Now, while you're here, I do have food to share that we made after we arrived back home from the last trip. Do yourself a favor and make this one, soon.
Pork Meatball Banh Mi - doesn't the name alone just sound exotic and intriguing? Maybe it doesn't to you, but it did to me! I mean... meatballs - what's not to like? And pork... come on! Banh Mi did have me stumped though, but this is what I gathered after looking around - think a hearty Vietnamese baguette (which if you were staying true, the bread would be made with both wheat and rice flours) sandwich that can either be made using specific unique ingredients or tossed together using leftovers languishing in the refrigerator - aka a kitchen sink sandwich.
I didn't make many changes to the ingredients for this sandwich, but if you compare it to the original recipe, it may look fairly different. I thought it was written a little haphazardly and out of order; hopefully the way I posted works out a bit better for you. I made this from start to finish the night we had it for dinner, but you could get a head start on some of the components a day or so head of time - I'll let you know what parts when we get there.
Sandwiches usually have some sort of spread for not only flavor, but moisture and to help hold the ingredients together - in this case, an snappy combination of mayonnaise, a couple green onions and one of our all time favorite ingredients, sriracha (hot chili sauce). You'll want to make this first, giving it time to hang out in the refrigerator to settle as you prepare the rest of the sandwich - feel free to knock this out of the way a day or two ahead of time.
Next up for this sandwich is a quick batch of pickled vegetables - carrots and daikon in this case.
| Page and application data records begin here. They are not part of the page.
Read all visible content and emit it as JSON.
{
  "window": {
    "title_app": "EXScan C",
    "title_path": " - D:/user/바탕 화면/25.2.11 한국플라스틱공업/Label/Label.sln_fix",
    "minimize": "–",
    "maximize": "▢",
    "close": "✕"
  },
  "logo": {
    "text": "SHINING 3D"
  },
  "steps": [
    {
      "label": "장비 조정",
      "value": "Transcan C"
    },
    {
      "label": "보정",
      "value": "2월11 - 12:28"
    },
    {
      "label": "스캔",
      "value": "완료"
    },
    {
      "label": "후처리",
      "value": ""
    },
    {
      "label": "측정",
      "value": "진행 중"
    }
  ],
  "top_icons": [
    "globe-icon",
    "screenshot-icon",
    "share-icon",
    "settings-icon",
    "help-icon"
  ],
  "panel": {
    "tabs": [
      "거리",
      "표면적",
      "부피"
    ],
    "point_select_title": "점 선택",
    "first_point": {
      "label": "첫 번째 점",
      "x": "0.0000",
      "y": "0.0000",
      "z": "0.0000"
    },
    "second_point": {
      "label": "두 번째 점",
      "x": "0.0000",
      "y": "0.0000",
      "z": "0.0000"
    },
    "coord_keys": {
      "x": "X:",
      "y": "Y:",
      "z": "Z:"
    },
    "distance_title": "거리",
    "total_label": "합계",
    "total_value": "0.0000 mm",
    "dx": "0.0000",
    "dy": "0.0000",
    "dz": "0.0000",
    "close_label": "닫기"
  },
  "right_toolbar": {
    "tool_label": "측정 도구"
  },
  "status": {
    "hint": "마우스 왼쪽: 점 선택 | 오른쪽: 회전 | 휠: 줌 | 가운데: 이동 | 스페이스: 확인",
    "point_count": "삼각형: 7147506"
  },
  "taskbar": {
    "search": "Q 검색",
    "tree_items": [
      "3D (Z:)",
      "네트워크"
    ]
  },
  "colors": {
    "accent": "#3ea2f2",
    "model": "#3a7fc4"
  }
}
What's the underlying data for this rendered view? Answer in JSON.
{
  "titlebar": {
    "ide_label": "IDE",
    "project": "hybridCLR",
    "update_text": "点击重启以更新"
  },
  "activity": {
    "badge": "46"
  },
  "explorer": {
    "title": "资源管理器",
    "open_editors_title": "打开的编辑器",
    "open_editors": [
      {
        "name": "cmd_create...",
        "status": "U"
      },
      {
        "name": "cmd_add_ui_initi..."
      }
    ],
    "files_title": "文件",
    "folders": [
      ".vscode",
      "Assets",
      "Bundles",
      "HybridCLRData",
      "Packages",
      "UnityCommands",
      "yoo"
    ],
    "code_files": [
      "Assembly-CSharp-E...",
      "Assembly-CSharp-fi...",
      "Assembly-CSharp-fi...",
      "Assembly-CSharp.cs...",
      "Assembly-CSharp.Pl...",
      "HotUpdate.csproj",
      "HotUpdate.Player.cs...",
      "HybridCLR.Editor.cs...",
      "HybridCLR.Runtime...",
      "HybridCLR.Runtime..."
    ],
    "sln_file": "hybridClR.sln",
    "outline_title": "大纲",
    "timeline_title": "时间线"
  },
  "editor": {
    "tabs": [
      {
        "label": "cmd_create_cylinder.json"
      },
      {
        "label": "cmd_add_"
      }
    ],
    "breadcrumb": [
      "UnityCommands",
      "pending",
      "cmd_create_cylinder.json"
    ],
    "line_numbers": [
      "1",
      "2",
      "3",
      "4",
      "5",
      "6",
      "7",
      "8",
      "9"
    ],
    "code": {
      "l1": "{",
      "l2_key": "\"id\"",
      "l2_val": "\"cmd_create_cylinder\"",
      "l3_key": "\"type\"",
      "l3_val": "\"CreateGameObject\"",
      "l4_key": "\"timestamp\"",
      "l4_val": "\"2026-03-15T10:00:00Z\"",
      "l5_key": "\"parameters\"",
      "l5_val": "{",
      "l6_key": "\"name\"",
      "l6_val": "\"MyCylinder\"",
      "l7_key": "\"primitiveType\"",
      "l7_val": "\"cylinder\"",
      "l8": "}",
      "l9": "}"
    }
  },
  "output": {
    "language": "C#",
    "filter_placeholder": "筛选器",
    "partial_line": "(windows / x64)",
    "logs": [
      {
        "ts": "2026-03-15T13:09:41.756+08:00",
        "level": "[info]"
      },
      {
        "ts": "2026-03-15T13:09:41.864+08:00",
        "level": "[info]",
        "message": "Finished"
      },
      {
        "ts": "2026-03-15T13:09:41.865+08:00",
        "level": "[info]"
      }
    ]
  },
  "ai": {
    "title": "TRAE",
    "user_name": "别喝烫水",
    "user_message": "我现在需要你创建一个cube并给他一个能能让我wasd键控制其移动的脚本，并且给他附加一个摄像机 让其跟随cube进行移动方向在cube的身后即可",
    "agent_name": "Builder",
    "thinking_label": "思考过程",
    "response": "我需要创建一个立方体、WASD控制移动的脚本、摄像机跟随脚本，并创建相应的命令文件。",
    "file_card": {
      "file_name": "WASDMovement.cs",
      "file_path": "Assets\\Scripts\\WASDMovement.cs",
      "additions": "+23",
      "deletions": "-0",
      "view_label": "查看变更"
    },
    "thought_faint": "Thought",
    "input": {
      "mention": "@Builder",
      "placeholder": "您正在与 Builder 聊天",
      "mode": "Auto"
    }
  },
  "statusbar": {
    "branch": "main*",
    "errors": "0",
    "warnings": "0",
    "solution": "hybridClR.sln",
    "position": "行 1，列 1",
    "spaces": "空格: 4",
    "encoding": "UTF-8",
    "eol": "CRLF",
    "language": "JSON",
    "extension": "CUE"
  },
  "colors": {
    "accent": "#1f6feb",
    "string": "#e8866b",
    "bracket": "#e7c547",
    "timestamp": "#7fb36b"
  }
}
If you absolutely can't find daikon (a milder white radish) you could try using regular red radishes (though they have a bit more bite). If you are not keen on any type of radish, think about using a crisp cucumber instead. After grating the vegetables, they were tossed with the pickling mixture mixture made from rice vinegar, sugar and salt, then left to sit for an hour while you get your hands dirty with the homemade meatballs. For the best texture, I would suggest waiting and doing this before serving if possible - we weren't as fond of it the next day as we thought the vegetables got a bit too soft.
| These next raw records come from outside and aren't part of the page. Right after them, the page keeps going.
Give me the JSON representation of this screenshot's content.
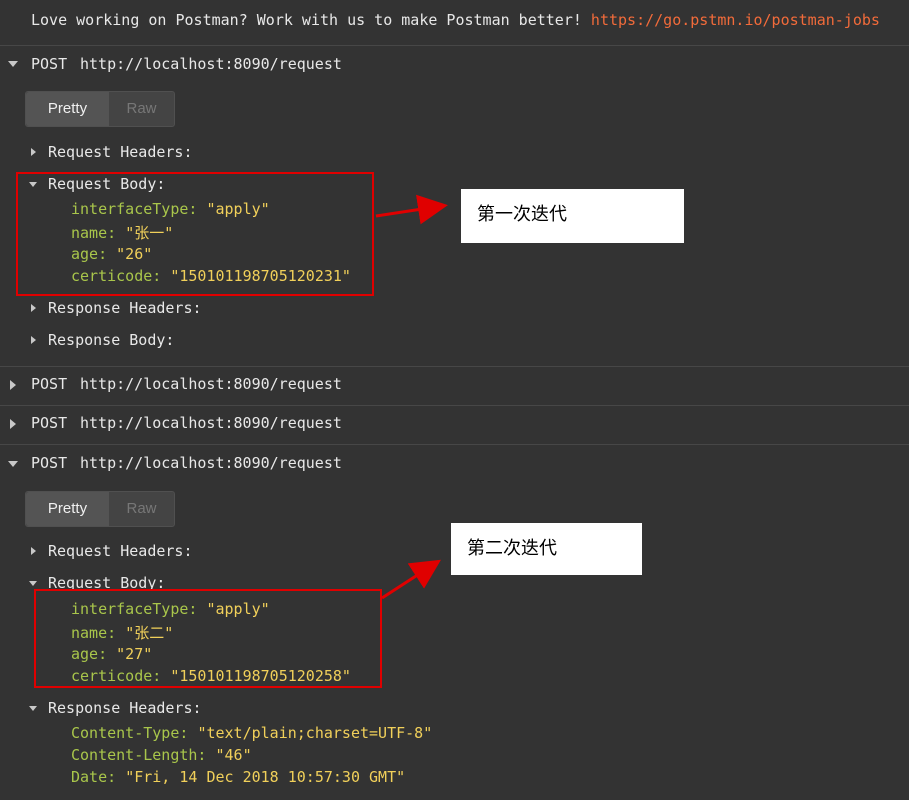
{
  "banner": {
    "text": "Love working on Postman? Work with us to make Postman better! ",
    "link": "https://go.pstmn.io/postman-jobs"
  },
  "requests": [
    {
      "method": "POST",
      "url": "http://localhost:8090/request",
      "expanded": true,
      "tabs": {
        "pretty": "Pretty",
        "raw": "Raw"
      },
      "request_headers_label": "Request Headers:",
      "request_body_label": "Request Body:",
      "body": [
        {
          "key": "interfaceType:",
          "value": "\"apply\""
        },
        {
          "key": "name:",
          "value": "\"张一\""
        },
        {
          "key": "age:",
          "value": "\"26\""
        },
        {
          "key": "certicode:",
          "value": "\"150101198705120231\""
        }
      ],
      "response_headers_label": "Response Headers:",
      "response_body_label": "Response Body:"
    },
    {
      "method": "POST",
      "url": "http://localhost:8090/request",
      "expanded": false
    },
    {
      "method": "POST",
      "url": "http://localhost:8090/request",
      "expanded": false
    },
    {
      "method": "POST",
      "url": "http://localhost:8090/request",
      "expanded": true,
      "tabs": {
        "pretty": "Pretty",
        "raw": "Raw"
      },
      "request_headers_label": "Request Headers:",
      "request_body_label": "Request Body:",
      "body": [
        {
          "key": "interfaceType:",
          "value": "\"apply\""
        },
        {
          "key": "name:",
          "value": "\"张二\""
        },
        {
          "key": "age:",
          "value": "\"27\""
        },
        {
          "key": "certicode:",
          "value": "\"150101198705120258\""
        }
      ],
      "response_headers_label": "Response Headers:",
      "response_headers": [
        {
          "key": "Content-Type:",
          "value": "\"text/plain;charset=UTF-8\""
        },
        {
          "key": "Content-Length:",
          "value": "\"46\""
        },
        {
          "key": "Date:",
          "value": "\"Fri, 14 Dec 2018 10:57:30 GMT\""
        }
      ]
    }
  ],
  "annotations": {
    "first": "第一次迭代",
    "second": "第二次迭代"
  },
  "colors": {
    "background": "#333333",
    "link": "#f26b3a",
    "key": "#a9c64b",
    "value": "#f1d05a",
    "annotation_red": "#e00000"
  }
}
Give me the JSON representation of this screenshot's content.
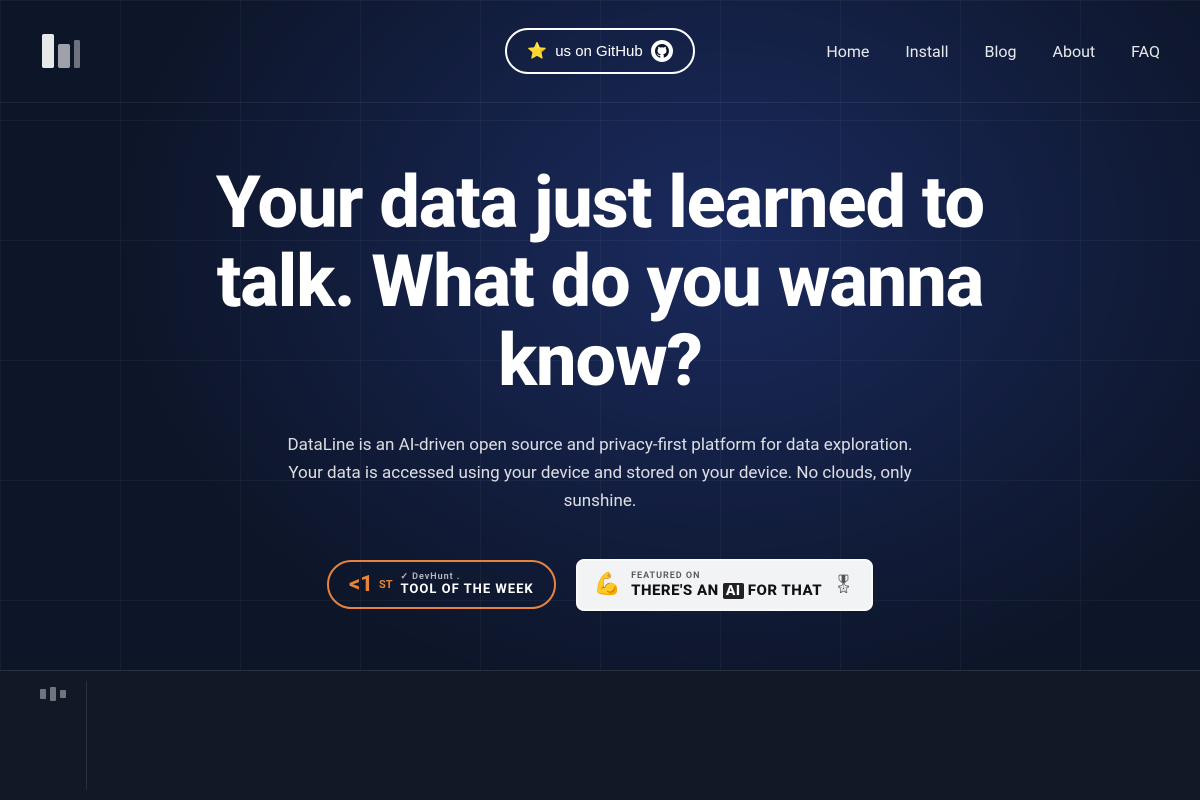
{
  "nav": {
    "github_btn_label": "us on GitHub",
    "github_star": "⭐",
    "links": [
      {
        "label": "Home",
        "name": "home"
      },
      {
        "label": "Install",
        "name": "install"
      },
      {
        "label": "Blog",
        "name": "blog"
      },
      {
        "label": "About",
        "name": "about"
      },
      {
        "label": "FAQ",
        "name": "faq"
      }
    ]
  },
  "hero": {
    "title": "Your data just learned to talk. What do you wanna know?",
    "subtitle": "DataLine is an AI-driven open source and privacy-first platform for data exploration. Your data is accessed using your device and stored on your device. No clouds, only sunshine.",
    "badge_devhunt": {
      "number": "<1",
      "sup": "ST",
      "brand": "✓ DevHunt .",
      "label": "TOOL OF THE WEEK"
    },
    "badge_aithat": {
      "arm_emoji": "💪",
      "featured_label": "FEATURED ON",
      "name_prefix": "THERE'S AN",
      "name_highlight": "AI",
      "name_suffix": "FOR THAT"
    }
  },
  "colors": {
    "bg": "#0d1528",
    "nav_border": "rgba(255,255,255,0.07)",
    "github_border": "#ffffff",
    "devhunt_border": "#e8833a",
    "accent": "#e8833a"
  }
}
Lean ground pork, vibrant fresh basil, ample amounts of fresh garlic, pungent fish sauce, more of that fiery sriracha, a small scoop of sugar, cornstarch, salt and fresh ground black pepper form the meatball mixture. Rolled into trim tablespoon-sized balls, we cooked the entire batch in one of our largest skillets heated with a dose of brawny toasted sesame oil. You could ditch the skillet and bake them through in the oven if you don't want to deal with that, but I think I'd miss the rich crust the skillet gave them. You can take advantage of making these ahead of time - just keep the raw meatballs in the refrigerator, covered, for a day or so and cook them just before you're ready to eat.
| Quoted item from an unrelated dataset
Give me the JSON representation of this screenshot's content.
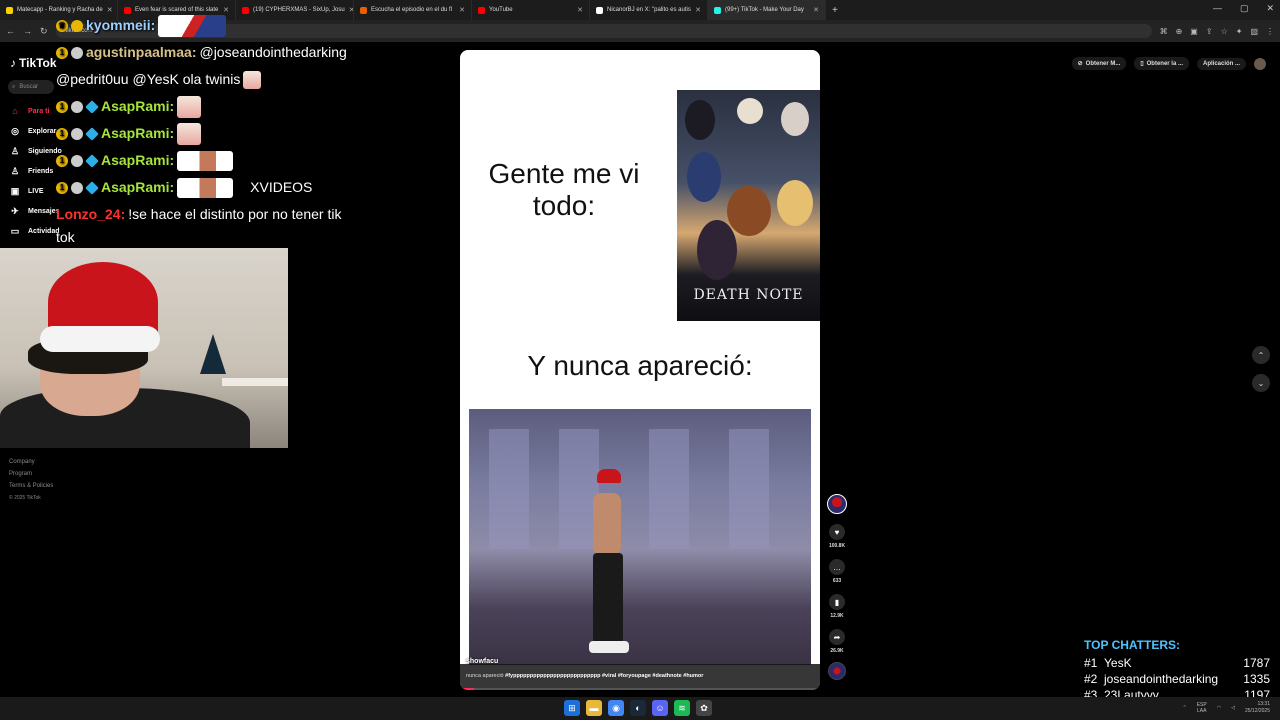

With a few crusty rolls in hand to use as the vessel to bring all those ingredients together, I do suggest scooping out some of the fluffier insides to make plenty of room to stuff the fillings in. With a bit of fresh cilantro to finish the assembled sandwiches, the juices in my mouth were flowing in anticipation of taking my first giant bite! The juicy meatballs themselves were crazy addicting, along with that zesty mayo that challenged our heat-tolerance. I loved the sweet-tanginess of the pickled vegetables - the one thing I wish I would have done differently was how they were prepared. Next time, I think I would cut them in matchstick-sized pieces rather than grating them. They weren't mushy by any means , but we would have liked the firmer contrast with a thicker cut.
Pork Meatball Banh Mi